Workshops help ex-convicts become employable
December 11, 2010 By Rich Bockmann, SPECIAL TO THE TIMES
When Patrick Courtney sought help at the Rescue Mission of Trenton, he had — among other difficulties — some gaps in his employment history, due most notably to some time spent in prison.
But through a Rescue Mission program Courtney now has a job and is rebuilding his qualifications as an employable worker.
On a recent weekday Courtney was in a workshop at the Rescue Mission filling tubes of grease intended for use by Hutchinson Industries, a city-based manufacturer of military-vehicle parts and equipment.
Scores of others like Courtney arrive at the Rescue Mission each year. They are homeless, hungry, and often addicted to drugs and alcohol. The Rescue Mission says it is working harder not merely to address those issues, but also to help these men and women find their way into regular employment as a big step toward self-sufficiency.
"In addition to job training, a big part of it is presenting them favorably to potential employers," says Rescue Mission CEO Mary Gay Abbott-Young.
"We take in people who, by definition, have problems," she said. On the job at the Rescue Mission, they can systematically get control of their lives.
Part of the rehabilitation process for anyone in the Rescue Mission's residential program includes work therapy — work at the Rescue Mission that develops skills and builds a sense of self-worth. Jobs are structured hierarchically, and residents can progress from doing laundry and custodial tasks to working at the clothing store.
"I like to think of it as starting in the mail room and working your way to the corner office," said Douglas Liebau, the mission's director of entrepreneurial and training.
The Rescue Mission also offers an educational component called TEACH — Trenton Education and Advancement Center for the Homeless. It combines traditional educational services — such as math and literacy preparations for an equivalency diploma — with job-search counseling that addresses the individual's particular needs.
"The bottom line has been to empower these men and get them going with a marketable resume," says Marlene Devlin, a program director with Union Industrial Home Family Partners. She encourages people to take their negative experiences and present them in a positive way, because "employers often times are judging whether you're a negative or a positive person."
The Rescue Mission strives to introduce residents to employers who have often disregarded this segment of the labor force. Hutchinson Industries has partnered with the mission for a few years already, but relatively new to the list is TerraCycle, a rapidly growing Trenton company that specializes in fertilizer and recycled products.
Part of bringing workers and companies together involves coaching people to put a shine on whatever experience they have.
Devlin encourages people to highlight even prison work, such food preparation or maintenance experience.
"You can show that you've gained valuable experience even if it was while you were incarcerated," she says.

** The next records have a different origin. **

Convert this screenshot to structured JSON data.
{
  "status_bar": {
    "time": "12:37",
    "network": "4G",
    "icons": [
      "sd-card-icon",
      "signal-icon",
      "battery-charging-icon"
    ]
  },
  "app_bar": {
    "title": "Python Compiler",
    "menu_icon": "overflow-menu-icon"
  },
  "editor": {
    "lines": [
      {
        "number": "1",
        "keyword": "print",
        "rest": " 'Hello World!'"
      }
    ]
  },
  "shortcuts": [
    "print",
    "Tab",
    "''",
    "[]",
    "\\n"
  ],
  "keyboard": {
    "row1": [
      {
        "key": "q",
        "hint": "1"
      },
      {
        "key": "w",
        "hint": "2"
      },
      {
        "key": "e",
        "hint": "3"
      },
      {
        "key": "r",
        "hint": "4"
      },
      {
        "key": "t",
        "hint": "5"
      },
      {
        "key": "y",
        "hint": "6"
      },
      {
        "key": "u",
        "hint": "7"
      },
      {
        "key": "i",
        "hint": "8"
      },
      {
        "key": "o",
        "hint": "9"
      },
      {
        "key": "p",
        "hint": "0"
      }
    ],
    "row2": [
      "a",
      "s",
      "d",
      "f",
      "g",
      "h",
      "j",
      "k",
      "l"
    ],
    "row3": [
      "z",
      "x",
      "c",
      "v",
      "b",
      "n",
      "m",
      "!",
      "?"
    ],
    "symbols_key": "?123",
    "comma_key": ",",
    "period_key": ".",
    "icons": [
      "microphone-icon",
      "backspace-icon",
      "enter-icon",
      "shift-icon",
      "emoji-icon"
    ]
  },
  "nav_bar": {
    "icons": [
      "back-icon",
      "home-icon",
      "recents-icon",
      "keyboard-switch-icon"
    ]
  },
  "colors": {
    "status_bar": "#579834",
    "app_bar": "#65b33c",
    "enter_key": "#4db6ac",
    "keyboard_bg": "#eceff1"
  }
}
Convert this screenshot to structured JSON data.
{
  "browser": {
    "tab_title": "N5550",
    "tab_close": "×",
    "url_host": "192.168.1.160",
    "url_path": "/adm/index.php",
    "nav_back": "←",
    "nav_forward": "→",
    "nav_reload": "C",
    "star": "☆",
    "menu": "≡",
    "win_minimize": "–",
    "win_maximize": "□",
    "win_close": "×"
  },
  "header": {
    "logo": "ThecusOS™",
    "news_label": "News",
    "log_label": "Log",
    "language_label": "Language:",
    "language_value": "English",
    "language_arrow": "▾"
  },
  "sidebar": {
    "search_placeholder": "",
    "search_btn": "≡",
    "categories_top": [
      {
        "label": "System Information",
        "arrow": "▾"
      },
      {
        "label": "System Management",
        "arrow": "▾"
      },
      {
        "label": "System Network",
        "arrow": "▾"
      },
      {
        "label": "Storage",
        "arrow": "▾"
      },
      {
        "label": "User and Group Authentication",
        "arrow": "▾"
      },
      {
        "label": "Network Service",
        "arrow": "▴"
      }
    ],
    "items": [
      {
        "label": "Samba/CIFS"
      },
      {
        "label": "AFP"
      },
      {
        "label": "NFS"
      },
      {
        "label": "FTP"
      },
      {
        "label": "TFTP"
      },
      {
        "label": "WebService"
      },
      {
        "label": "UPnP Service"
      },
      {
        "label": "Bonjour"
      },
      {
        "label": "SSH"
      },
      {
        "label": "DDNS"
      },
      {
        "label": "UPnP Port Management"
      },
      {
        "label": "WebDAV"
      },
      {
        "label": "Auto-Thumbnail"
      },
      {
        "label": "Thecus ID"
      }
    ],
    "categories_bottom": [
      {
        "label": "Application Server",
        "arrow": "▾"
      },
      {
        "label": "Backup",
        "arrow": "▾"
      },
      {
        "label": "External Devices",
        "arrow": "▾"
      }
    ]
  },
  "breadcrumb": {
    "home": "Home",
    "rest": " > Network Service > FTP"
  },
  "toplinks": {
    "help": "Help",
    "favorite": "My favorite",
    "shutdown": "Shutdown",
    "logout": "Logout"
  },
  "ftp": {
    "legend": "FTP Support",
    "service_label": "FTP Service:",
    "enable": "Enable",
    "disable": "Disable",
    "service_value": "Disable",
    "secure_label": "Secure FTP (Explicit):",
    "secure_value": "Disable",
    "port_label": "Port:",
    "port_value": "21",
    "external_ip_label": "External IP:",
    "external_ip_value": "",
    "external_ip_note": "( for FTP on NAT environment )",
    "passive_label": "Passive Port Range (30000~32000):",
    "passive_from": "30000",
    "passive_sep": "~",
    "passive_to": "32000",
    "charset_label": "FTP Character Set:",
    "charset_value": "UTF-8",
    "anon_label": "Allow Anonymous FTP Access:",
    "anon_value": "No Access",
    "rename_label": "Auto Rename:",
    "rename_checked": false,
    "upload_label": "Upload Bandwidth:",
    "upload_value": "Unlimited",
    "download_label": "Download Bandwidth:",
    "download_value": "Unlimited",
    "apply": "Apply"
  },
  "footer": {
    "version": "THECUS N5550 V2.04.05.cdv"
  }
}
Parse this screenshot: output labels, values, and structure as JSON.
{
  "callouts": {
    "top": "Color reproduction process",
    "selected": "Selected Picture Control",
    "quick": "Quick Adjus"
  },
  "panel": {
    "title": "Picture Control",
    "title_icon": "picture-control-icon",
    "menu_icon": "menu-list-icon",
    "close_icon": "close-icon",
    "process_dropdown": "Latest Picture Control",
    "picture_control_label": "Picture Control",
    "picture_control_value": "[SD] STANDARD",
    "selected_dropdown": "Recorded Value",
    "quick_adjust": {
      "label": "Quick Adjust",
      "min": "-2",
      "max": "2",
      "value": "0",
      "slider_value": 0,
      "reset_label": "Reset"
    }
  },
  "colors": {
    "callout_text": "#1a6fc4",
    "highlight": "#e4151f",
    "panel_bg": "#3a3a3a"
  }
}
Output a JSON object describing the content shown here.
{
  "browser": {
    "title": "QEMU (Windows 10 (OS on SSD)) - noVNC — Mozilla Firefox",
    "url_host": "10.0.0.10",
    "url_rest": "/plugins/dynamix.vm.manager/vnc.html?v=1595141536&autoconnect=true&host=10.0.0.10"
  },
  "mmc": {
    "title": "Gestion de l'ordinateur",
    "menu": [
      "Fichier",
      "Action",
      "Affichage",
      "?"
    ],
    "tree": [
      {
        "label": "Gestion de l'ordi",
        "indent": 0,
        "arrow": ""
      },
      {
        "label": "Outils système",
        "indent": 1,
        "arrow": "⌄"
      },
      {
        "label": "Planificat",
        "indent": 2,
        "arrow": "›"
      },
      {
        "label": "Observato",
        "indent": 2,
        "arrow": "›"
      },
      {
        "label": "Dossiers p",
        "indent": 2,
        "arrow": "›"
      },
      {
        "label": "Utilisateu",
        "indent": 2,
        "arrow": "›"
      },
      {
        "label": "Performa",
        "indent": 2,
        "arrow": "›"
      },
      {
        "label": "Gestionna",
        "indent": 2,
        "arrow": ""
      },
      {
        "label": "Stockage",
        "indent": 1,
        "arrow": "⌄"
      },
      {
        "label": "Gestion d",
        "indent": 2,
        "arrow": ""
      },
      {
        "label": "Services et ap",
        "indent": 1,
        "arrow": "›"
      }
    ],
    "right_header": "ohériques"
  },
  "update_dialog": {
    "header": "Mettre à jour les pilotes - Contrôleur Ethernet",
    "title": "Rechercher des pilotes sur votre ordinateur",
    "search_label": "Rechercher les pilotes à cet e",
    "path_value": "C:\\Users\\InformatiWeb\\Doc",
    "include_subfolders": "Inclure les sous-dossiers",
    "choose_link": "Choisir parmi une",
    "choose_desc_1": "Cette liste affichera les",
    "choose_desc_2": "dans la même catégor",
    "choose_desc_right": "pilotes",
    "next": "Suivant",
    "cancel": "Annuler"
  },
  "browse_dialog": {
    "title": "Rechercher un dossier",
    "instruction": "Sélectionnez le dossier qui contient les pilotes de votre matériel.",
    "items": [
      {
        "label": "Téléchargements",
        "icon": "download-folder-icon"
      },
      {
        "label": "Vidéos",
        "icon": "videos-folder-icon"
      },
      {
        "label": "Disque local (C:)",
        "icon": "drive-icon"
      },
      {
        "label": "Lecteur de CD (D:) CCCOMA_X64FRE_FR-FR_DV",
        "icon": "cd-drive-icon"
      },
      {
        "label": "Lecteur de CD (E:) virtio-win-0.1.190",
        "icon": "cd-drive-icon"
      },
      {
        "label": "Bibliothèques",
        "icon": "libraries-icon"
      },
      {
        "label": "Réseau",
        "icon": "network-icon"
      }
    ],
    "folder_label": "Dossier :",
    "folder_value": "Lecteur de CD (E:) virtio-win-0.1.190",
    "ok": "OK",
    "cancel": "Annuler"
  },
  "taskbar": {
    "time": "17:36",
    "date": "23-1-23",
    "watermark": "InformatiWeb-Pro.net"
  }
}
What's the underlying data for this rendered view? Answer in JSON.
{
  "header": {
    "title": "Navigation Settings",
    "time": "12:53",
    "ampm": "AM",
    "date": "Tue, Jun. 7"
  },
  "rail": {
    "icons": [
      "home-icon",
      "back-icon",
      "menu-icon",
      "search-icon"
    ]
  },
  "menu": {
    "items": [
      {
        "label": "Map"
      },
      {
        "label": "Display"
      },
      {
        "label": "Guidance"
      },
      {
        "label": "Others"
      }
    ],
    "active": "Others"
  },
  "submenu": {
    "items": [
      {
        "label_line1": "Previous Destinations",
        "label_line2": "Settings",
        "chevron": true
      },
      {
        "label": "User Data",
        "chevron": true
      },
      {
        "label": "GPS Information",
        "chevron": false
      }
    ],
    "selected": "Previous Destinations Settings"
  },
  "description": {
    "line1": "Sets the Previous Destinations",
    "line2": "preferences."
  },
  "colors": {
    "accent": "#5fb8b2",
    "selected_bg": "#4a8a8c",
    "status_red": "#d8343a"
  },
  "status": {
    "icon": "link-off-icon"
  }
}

Zane Gaines says the training he got from Devlin has been invaluable. She instructed him to ask about more than just salary and benefits to demonstrate his interest in working for a potential employer.
"When it came time for my interview, I was able to ask him questions — when and how do you evaluate your employees? He was stunned," says Gaines.
In the past few years, Abbott-Young has been "actively pursuing companies" to partner with the Rescue Mission and to view her clientele as a qualified and available source of labor. "Companies have certain jobs that need to be done, and our residents are capable of doing them," she said.
Pascal Seradarian, president of Hutchinson Industries and a board member of the mission, can recall Abbott-Young telling him: "I don't want your donations. I want your jobs."
And so Seradarian, whose office is right across the street from the Rescue Mission, agreed to install machinery in the mission's facilities and provide training to its residents who now perform industrial work that Hutchinson had previously outsourced.
"It's a clever way to get the Rescue Mission to train and integrate these people," said Seradarian.
Through the partnership with Hutchinson and two other companies, TerraCycle and Magnum Computer Recycling, the Rescue Mission has been able to provide part-time, minimum wage jobs for nine former residents.
Seradarian says that other companies can follow Hutchinson's lead. "It only takes five minutes to look at how they're outsourcing now and consider the Rescue Mission. The things they're outsourcing are small, but it's huge to the Rescue Mission."
Abbott-Young says she'd like to expand the current program, and offer space in one of the mission's buildings and the labor to go with it to local businesses. The supply of labor at the mission, she says, is ample.
Funds from this year's Holiday Appeal will be used to support the Rescue Mission of Trenton's broad range of programs for the homeless, the hungry, the transient and the addicted.
To make a donation in support of the Rescue Mission of Trenton, please make your check payable to The Times Holiday Appeal and mail it to Times Charities Inc., P.O. Box 416045, Boston, MA 02241-6045.
All gifts will be acknowledged in The Times. Anonymity will be granted if requested.
For more information about the Rescue Mission of Trenton, call (609) 695-1436 ext. 102 or go to www.rescuemissionoftrenton.org.